A technologist in the US claims to have developed a wholegrain rice bread mix suitable for the 2 million Americans who suffer from coeliac disease, an intolerance to gluten.
Developing a gluten-free, wholegrain bread that is not only tasty but also has the right texture is a tough task, since gluten proteins contribute to the viscosity of bread as well as other baked goods.
Coeliac disease is a gut disorder which can strike at any age. It is thought to affect one in 1,000 people in the UK and is also known to run in families. Bread, biscuits, cakes, pastries, puddings and pies, which are all usually made with flour containing gluten must be avoided.
Ranjit Kadan, a food technologist at the US government's Agricultural Research Service (ARS), experimented until he found the best rice cultivar and flour particle size for the wholegrain bread.
Research is still ongoing to find the optimal bread machine conditions, reports Kadan, for kneading and baking the wholegrain bread dough but initial results suggest the ingredients could be a viable alternative to wheat, rye and barley grains.
His latest research joins recent developments in this area that saw food scientists in Ireland last month announcing they had improved the quality of gluten-free bread through a combination of potato starch and rice flour.
Eimear Gallagher, who led the research at Ireland's Teagasc National Food Centre, said the combination bettered the taste, texture and volume of the bread.
Two hydrocolloids, xanthan gum and HPMC, a derivative of cellulose, were also used to help bind the other ingredients together, mainly because of their strong water binding abilities.
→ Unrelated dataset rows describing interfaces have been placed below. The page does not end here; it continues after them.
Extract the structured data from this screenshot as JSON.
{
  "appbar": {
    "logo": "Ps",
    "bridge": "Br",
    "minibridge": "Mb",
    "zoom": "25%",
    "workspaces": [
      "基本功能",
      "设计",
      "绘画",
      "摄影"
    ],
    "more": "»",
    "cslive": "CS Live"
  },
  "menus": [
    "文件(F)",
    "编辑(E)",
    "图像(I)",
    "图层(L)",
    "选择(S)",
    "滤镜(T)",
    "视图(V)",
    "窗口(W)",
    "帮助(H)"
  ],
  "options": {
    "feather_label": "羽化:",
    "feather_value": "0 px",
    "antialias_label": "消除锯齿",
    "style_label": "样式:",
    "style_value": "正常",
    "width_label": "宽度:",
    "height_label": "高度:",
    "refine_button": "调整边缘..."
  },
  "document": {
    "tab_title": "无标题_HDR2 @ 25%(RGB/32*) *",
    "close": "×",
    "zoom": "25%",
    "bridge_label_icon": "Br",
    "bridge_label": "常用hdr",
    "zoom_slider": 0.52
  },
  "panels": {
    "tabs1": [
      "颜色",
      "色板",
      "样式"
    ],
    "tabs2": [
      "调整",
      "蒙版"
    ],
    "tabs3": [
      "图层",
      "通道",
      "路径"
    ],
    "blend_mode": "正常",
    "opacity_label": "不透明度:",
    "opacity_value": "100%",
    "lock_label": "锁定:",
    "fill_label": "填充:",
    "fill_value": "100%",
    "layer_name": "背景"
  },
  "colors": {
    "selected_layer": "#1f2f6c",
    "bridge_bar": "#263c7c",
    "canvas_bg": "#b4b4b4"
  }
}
The project was completed in tandem with similar research into other gluten-free baked goods, including pizza bases, at Ireland's University College Cork.
And scientists on both sides of the Atlantic are currently focusing on the kernels of food-grade sorghum, aiming to bring this gluten-free grain, little used in food formulations - into mainstream foods products such as breads, biscuits, pizza crusts and noodles.
"We are working on identifying the chemical reasons behind why certain sorghum hybrids are of much better quality - crumb grain, texture of bread - than others," Scott Bean, lead researcher on the project recently told FoodNavigator.com.
While the gluten-free aspect of sorghum is a key thrust behind the ARS research, crop prices are also in the equation. Sorghum - also called milo - is a much cheaper crop compared to recent market prices for wheat, soy and maize. If the technologists succeed in designing new characteristics for food formulations, the hardier sorghum crop could become a cheaper source for alternative ingredients to wheat, already the case for the animal feed market.
In 2004 Europe imported 1.5 million tonnes of the grain, a figure that compares to a mere 12,000 tonnes recorded in 2003.
With approximately 60 million tonnes grown annually in the world, the easy to grow, resilient sorghum crop is primarily produced in Africa - 21 million tonnes - followed by North America with 16 million and Asia with 11 million tonnes. Europe has a meagre share with 700,000 tonnes in total grown, spread largely between France and Italy.